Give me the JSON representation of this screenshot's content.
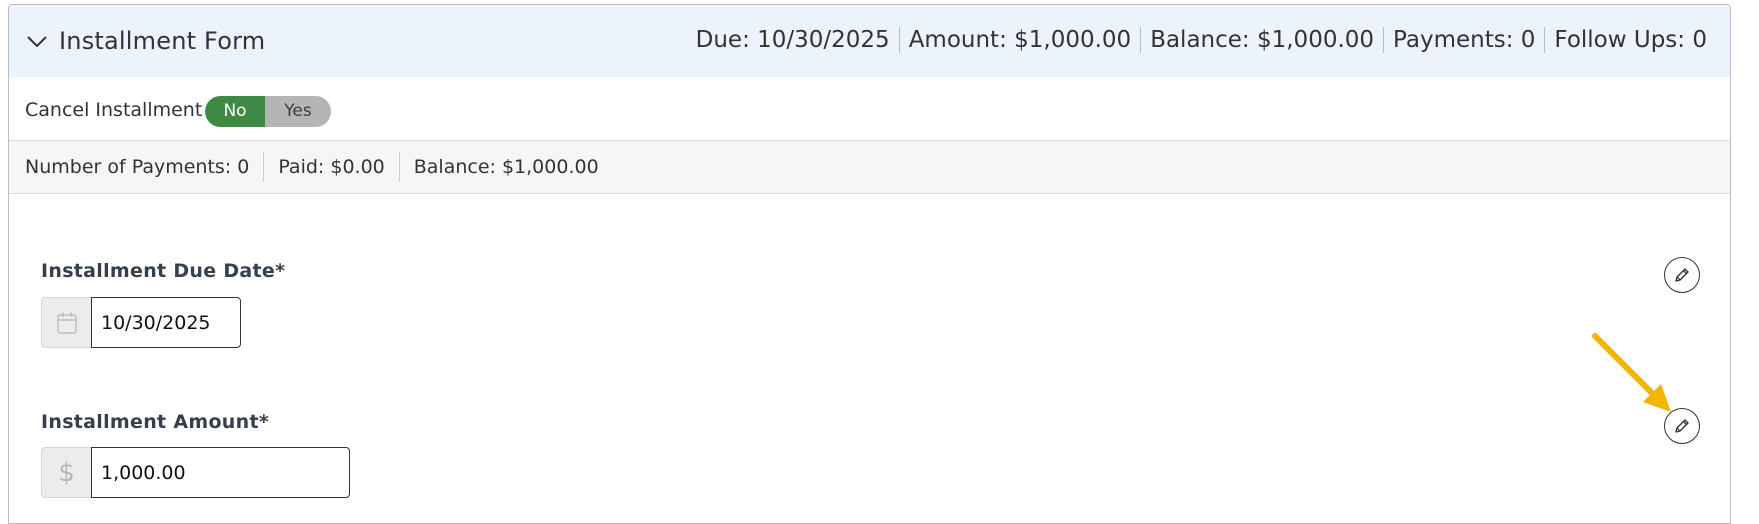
{
  "header": {
    "title": "Installment Form",
    "summary": {
      "due": "Due: 10/30/2025",
      "amount": "Amount: $1,000.00",
      "balance": "Balance: $1,000.00",
      "payments": "Payments: 0",
      "follow_ups": "Follow Ups: 0"
    }
  },
  "cancel": {
    "label": "Cancel Installment",
    "options": {
      "no": "No",
      "yes": "Yes"
    },
    "selected": "No"
  },
  "stats": {
    "num_payments": "Number of Payments: 0",
    "paid": "Paid: $0.00",
    "balance": "Balance: $1,000.00"
  },
  "fields": {
    "due_date": {
      "label": "Installment Due Date*",
      "value": "10/30/2025",
      "icon": "calendar-icon"
    },
    "amount": {
      "label": "Installment Amount*",
      "value": "1,000.00",
      "prefix": "$"
    }
  },
  "colors": {
    "header_bg": "#edf3fc",
    "toggle_on": "#3e8a45",
    "toggle_off": "#b5b5b5",
    "annotation_arrow": "#f5b400"
  }
}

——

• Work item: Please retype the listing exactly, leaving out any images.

• Response:
Give me the JSON representation of this screenshot's content.
{
  "header": {
    "title": "Installment Form",
    "summary": {
      "due": "Due: 10/30/2025",
      "amount": "Amount: $1,000.00",
      "balance": "Balance: $1,000.00",
      "payments": "Payments: 0",
      "follow_ups": "Follow Ups: 0"
    }
  },
  "cancel": {
    "label": "Cancel Installment",
    "options": {
      "no": "No",
      "yes": "Yes"
    },
    "selected": "No"
  },
  "stats": {
    "num_payments": "Number of Payments: 0",
    "paid": "Paid: $0.00",
    "balance": "Balance: $1,000.00"
  },
  "fields": {
    "due_date": {
      "label": "Installment Due Date*",
      "value": "10/30/2025",
      "icon": "calendar-icon"
    },
    "amount": {
      "label": "Installment Amount*",
      "value": "1,000.00",
      "prefix": "$"
    }
  },
  "colors": {
    "header_bg": "#edf3fc",
    "toggle_on": "#3e8a45",
    "toggle_off": "#b5b5b5",
    "annotation_arrow": "#f5b400"
  }
}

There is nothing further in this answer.